Bolivia's interim leadership says it has broken diplomatic ties with the Government of Venezuelan President Nicolás Maduro and ordered Cuban medical teams to leave Bolivia.
The announcement represents a turnaround in Bolivia's foreign policy following the resignation of Evo Morales, a socialist who quit after a disputed election that sparked massive protests.
Karen Longaric, the foreign minister of Bolivia's interim Government, also said the country is leaving the Union of South American Nations, known by its Spanish acronym UNASUR. The
group was set up in 2008 by Venezuela's Hugo Chávez and other leftists to support regional integration efforts and counter US influence in South America.
Longaric also says Bolivia is no longer a part of ALBA, a regional group that espouses socialist ideology.
In the meantime, Bolivia's interim leader says Evo Morales will have to “answer to justice for electoral fraud” if he returns home.

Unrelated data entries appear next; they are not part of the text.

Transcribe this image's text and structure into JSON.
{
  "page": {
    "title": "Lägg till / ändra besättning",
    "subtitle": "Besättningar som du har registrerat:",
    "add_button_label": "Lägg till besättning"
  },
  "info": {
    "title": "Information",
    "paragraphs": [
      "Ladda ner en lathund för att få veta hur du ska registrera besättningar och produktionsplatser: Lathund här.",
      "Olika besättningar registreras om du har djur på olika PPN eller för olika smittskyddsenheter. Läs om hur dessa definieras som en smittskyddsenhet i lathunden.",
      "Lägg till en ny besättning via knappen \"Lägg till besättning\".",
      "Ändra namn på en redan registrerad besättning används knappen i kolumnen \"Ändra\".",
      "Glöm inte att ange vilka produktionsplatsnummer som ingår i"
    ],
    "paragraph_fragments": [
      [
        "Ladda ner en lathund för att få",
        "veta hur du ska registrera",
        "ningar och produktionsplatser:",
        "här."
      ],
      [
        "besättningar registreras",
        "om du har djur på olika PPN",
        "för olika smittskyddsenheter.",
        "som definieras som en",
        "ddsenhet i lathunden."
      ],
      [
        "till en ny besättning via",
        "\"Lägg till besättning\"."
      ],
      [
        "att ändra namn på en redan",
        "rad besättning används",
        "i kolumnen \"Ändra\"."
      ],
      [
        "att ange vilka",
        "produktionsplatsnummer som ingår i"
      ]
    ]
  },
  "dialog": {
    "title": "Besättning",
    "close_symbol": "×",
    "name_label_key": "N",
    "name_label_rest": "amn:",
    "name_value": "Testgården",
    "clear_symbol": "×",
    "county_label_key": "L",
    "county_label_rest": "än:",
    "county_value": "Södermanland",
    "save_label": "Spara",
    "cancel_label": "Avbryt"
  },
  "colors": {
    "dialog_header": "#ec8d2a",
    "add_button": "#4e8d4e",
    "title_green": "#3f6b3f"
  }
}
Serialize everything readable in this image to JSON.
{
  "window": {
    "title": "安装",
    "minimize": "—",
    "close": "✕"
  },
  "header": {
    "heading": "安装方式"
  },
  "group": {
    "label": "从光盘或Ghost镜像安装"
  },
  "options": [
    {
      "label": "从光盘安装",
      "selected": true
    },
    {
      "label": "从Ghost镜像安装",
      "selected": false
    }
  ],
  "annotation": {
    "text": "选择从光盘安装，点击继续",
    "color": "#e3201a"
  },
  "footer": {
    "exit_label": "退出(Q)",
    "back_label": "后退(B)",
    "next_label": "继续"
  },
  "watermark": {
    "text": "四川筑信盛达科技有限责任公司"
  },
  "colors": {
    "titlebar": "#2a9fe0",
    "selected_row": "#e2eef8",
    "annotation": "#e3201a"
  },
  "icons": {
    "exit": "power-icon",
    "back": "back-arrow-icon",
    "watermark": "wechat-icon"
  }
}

Interim president Jeanine Áñez made the comment during a news conference a day after Morales insisted from asylum in Mexico that he remains the country's legitimate president because his resignation was forced by the military and wasn't formally accepted by Congress.
Añez was the top-ranking Senate opposition official when Morales resigned Sunday and says that the resignation of everyone else in the chain of succession left her with the presidency.
Morales left following massive demonstrations across the country alleging fraud in the October 20 presidential election — irregularities certified by a team of auditors from the Organization of American States. Morales had claimed victory in his bid for a fourth term in office.
Áñez said Morales “left on his own. Nobody threw him out.”